  • A change in eating habits resulting in unwanted weight gain or loss.
  • A change in sleep patterns—too much sleep or not enough.
  • Exhaustion.
  • A loss of interest in people and/or activities that once brought you pleasure.
  • Becoming easily agitated or angered.
  • Feeling that nothing you do is good enough.
  • Thoughts of death or suicide, or attempting suicide.
  • Ongoing physical symptoms that do not respond to treatment, such as headaches, digestive disorders and chronic pain.
  • Early attention to symptoms of depression may help to prevent the development of a more serious caregiver depression over time.

The National Institute of Mental Health offers the following recommendations:

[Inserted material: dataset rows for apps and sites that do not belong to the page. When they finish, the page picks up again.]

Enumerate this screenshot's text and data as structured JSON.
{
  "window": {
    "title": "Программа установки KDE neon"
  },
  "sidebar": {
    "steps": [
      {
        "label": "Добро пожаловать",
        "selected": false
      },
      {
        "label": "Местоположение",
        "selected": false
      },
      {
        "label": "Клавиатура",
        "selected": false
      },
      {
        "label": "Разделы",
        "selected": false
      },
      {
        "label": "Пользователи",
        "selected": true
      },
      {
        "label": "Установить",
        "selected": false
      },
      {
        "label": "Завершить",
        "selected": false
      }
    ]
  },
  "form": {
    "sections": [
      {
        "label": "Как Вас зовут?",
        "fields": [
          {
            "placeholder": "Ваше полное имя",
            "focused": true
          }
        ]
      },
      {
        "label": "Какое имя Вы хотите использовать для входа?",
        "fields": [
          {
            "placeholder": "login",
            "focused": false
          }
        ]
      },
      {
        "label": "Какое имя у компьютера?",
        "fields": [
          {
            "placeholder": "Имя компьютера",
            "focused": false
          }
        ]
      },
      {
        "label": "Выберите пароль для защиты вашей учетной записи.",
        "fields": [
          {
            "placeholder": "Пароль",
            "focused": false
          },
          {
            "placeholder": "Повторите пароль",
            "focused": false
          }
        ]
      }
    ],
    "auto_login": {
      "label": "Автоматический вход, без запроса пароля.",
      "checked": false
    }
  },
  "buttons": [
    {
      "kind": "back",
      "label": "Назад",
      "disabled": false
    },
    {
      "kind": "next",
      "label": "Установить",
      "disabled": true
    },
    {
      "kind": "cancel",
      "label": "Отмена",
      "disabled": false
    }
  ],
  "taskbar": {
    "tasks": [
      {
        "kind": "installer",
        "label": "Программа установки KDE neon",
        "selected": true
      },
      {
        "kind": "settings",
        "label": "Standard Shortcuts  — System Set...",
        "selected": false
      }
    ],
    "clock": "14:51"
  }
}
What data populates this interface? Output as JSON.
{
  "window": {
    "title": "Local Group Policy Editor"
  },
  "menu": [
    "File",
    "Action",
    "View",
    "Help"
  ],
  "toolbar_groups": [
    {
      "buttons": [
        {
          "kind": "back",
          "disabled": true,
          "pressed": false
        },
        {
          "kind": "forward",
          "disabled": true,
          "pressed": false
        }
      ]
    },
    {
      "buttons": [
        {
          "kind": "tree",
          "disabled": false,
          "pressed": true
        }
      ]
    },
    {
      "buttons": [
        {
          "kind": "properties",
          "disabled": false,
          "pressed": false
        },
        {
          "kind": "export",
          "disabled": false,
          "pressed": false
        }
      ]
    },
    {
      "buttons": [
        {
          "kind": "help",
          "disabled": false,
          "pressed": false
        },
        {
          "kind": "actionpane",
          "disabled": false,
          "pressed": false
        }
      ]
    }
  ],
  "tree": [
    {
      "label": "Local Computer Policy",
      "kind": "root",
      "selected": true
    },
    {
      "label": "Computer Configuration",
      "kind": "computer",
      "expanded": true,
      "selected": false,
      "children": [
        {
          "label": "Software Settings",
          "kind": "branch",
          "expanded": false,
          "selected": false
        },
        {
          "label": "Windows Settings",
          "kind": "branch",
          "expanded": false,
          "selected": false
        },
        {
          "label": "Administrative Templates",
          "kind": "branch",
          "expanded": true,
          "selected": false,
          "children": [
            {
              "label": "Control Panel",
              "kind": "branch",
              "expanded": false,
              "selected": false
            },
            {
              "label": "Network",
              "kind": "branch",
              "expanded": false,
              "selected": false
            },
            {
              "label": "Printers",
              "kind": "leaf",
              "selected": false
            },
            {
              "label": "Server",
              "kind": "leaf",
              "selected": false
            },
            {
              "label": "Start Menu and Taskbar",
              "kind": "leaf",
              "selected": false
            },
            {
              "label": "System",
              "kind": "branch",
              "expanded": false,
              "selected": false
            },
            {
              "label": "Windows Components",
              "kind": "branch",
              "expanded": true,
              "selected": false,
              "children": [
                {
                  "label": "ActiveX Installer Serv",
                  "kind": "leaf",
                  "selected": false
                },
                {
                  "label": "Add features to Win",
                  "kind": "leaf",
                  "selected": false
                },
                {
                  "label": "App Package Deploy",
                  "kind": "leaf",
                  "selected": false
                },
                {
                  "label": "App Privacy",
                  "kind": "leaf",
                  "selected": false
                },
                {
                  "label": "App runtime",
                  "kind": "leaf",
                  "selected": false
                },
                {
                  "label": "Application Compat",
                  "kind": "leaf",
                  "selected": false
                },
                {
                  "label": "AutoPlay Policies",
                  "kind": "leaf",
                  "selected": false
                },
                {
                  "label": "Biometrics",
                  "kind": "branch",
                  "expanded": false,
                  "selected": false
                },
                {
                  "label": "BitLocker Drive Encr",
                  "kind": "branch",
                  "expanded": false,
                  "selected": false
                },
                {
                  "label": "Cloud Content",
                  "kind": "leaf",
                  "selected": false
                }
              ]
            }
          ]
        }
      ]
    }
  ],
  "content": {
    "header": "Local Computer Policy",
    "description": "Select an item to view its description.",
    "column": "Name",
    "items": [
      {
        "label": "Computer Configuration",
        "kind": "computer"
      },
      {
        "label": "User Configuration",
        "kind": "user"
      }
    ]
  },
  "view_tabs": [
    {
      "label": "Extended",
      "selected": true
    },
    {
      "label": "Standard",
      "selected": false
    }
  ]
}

  • Set realistic goals in light of caregiver depression and assume a reasonable amount of responsibility.
  • Break large tasks into small ones, set some priorities, and do what you can, as you can.
  • Try to be with other people and to confide in someone; it is usually better than being alone and secretive.
  • Participate in activities that may make you feel better, such as mild exercise, going to a movie or ballgame, or attending a religious, social or community event.
  • Expect your mood to improve gradually, not immediately. Feeling better takes time.
  • It is advisable to postpone important decisions until caregiver depression has lifted. Before deciding to make a significant transition—change jobs, get married or divorced—discuss it with others who know you well and have a more objective view of your situation.
  • People rarely “snap out of” a depression. But they can feel a little better day by day.
  • Remember, positive thinking will replace the negative thinking that is part of the caregiver depression. The negative thinking will be reduced as your depression responds to treatment.
  • Let your family and friends help you.

The most frequent treatment for depression signs that have progressed beyond the mild stage is antidepressant medication, which provides relatively quick symptom relief, in conjunction with ongoing psychotherapy, which offers new strategies for a more satisfying life. A mental health professional such as a psychologist or psychiatrist can assess your condition and arrive at the treatment most appropriate for you.

Respite care relief, positive feedback from others, positive self-talk and recreational activities are helpful in avoiding caregiver depression. Look for classes and caregiver support groups available to help you learn or practice effective problem-solving and coping strategies needed for caregiving. For your health and the health of those around you, take some time to care for yourself.

SOURCE: These tips were prepared by Family Caregiver Alliance. ©2002 Family Caregiver Alliance. All rights reserved.

You May Also Be Interested In:
Make Yourself a Priority: Caregiver Self-Care»
Caregiving can be gratifying, but difficult. Learn how you can put yourself back on the priority list.
Tips for Caregiving at Home»
How you can provide better support to a loved one when you're a caregiver in home.
Changing Family Roles When Coping with a Serious or Chronic Illness»
Maintaining strong family relationships when serious illness strikes a loved one.

Caregiving: A Plan for Success

Manage the transition with ease and confidence.